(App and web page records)

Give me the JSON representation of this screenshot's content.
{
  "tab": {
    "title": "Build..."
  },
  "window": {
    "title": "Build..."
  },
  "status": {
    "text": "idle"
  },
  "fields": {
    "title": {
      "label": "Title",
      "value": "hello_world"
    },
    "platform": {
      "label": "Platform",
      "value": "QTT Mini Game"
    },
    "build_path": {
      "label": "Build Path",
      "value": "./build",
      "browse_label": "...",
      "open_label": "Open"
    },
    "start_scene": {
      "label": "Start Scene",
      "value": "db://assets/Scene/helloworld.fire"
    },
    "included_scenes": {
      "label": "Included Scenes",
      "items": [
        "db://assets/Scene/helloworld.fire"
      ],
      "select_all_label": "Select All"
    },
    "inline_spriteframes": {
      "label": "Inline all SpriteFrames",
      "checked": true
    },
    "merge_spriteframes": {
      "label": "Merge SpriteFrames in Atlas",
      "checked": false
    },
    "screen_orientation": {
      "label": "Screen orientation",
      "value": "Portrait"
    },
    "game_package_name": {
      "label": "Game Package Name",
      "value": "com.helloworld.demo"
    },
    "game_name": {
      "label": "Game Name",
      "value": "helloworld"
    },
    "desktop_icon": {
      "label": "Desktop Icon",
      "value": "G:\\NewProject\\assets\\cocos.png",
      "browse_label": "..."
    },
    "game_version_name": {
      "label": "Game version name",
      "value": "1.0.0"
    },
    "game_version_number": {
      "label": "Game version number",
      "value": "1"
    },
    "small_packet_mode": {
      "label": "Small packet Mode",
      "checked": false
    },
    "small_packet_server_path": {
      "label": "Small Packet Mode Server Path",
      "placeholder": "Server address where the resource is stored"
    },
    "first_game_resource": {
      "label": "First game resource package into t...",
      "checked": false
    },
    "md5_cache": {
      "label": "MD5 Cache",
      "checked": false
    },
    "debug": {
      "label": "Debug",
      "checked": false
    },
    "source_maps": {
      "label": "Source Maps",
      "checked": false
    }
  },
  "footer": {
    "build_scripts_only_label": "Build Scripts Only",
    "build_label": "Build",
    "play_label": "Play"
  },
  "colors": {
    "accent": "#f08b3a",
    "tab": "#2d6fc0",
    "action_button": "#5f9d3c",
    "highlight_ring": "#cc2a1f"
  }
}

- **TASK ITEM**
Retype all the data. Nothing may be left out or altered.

- **YOUR RESPONSE**
Give me the JSON representation of this screenshot's content.
{
  "tab": {
    "title": "Build..."
  },
  "window": {
    "title": "Build..."
  },
  "status": {
    "text": "idle"
  },
  "fields": {
    "title": {
      "label": "Title",
      "value": "hello_world"
    },
    "platform": {
      "label": "Platform",
      "value": "QTT Mini Game"
    },
    "build_path": {
      "label": "Build Path",
      "value": "./build",
      "browse_label": "...",
      "open_label": "Open"
    },
    "start_scene": {
      "label": "Start Scene",
      "value": "db://assets/Scene/helloworld.fire"
    },
    "included_scenes": {
      "label": "Included Scenes",
      "items": [
        "db://assets/Scene/helloworld.fire"
      ],
      "select_all_label": "Select All"
    },
    "inline_spriteframes": {
      "label": "Inline all SpriteFrames",
      "checked": true
    },
    "merge_spriteframes": {
      "label": "Merge SpriteFrames in Atlas",
      "checked": false
    },
    "screen_orientation": {
      "label": "Screen orientation",
      "value": "Portrait"
    },
    "game_package_name": {
      "label": "Game Package Name",
      "value": "com.helloworld.demo"
    },
    "game_name": {
      "label": "Game Name",
      "value": "helloworld"
    },
    "desktop_icon": {
      "label": "Desktop Icon",
      "value": "G:\\NewProject\\assets\\cocos.png",
      "browse_label": "..."
    },
    "game_version_name": {
      "label": "Game version name",
      "value": "1.0.0"
    },
    "game_version_number": {
      "label": "Game version number",
      "value": "1"
    },
    "small_packet_mode": {
      "label": "Small packet Mode",
      "checked": false
    },
    "small_packet_server_path": {
      "label": "Small Packet Mode Server Path",
      "placeholder": "Server address where the resource is stored"
    },
    "first_game_resource": {
      "label": "First game resource package into t...",
      "checked": false
    },
    "md5_cache": {
      "label": "MD5 Cache",
      "checked": false
    },
    "debug": {
      "label": "Debug",
      "checked": false
    },
    "source_maps": {
      "label": "Source Maps",
      "checked": false
    }
  },
  "footer": {
    "build_scripts_only_label": "Build Scripts Only",
    "build_label": "Build",
    "play_label": "Play"
  },
  "colors": {
    "accent": "#f08b3a",
    "tab": "#2d6fc0",
    "action_button": "#5f9d3c",
    "highlight_ring": "#cc2a1f"
  }
}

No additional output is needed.